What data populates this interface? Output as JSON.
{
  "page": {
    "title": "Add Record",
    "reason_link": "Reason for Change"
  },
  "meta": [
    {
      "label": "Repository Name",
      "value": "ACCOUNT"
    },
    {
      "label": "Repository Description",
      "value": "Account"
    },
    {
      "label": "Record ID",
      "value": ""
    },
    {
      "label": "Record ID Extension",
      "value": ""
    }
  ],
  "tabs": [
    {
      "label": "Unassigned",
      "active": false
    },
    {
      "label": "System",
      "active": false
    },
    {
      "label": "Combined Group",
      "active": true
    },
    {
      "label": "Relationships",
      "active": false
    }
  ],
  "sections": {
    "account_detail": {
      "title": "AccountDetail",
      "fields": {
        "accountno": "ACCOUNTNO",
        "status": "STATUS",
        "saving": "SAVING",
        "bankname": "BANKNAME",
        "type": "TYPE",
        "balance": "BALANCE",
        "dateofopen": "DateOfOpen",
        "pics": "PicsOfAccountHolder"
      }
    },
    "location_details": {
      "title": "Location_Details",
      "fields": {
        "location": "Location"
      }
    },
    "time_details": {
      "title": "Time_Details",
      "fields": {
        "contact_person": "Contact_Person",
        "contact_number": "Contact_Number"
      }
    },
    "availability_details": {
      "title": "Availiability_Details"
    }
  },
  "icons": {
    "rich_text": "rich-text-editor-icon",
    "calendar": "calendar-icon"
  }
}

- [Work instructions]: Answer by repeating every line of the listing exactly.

- [The completed task]:
What data populates this interface? Output as JSON.
{
  "page": {
    "title": "Add Record",
    "reason_link": "Reason for Change"
  },
  "meta": [
    {
      "label": "Repository Name",
      "value": "ACCOUNT"
    },
    {
      "label": "Repository Description",
      "value": "Account"
    },
    {
      "label": "Record ID",
      "value": ""
    },
    {
      "label": "Record ID Extension",
      "value": ""
    }
  ],
  "tabs": [
    {
      "label": "Unassigned",
      "active": false
    },
    {
      "label": "System",
      "active": false
    },
    {
      "label": "Combined Group",
      "active": true
    },
    {
      "label": "Relationships",
      "active": false
    }
  ],
  "sections": {
    "account_detail": {
      "title": "AccountDetail",
      "fields": {
        "accountno": "ACCOUNTNO",
        "status": "STATUS",
        "saving": "SAVING",
        "bankname": "BANKNAME",
        "type": "TYPE",
        "balance": "BALANCE",
        "dateofopen": "DateOfOpen",
        "pics": "PicsOfAccountHolder"
      }
    },
    "location_details": {
      "title": "Location_Details",
      "fields": {
        "location": "Location"
      }
    },
    "time_details": {
      "title": "Time_Details",
      "fields": {
        "contact_person": "Contact_Person",
        "contact_number": "Contact_Number"
      }
    },
    "availability_details": {
      "title": "Availiability_Details"
    }
  },
  "icons": {
    "rich_text": "rich-text-editor-icon",
    "calendar": "calendar-icon"
  }
}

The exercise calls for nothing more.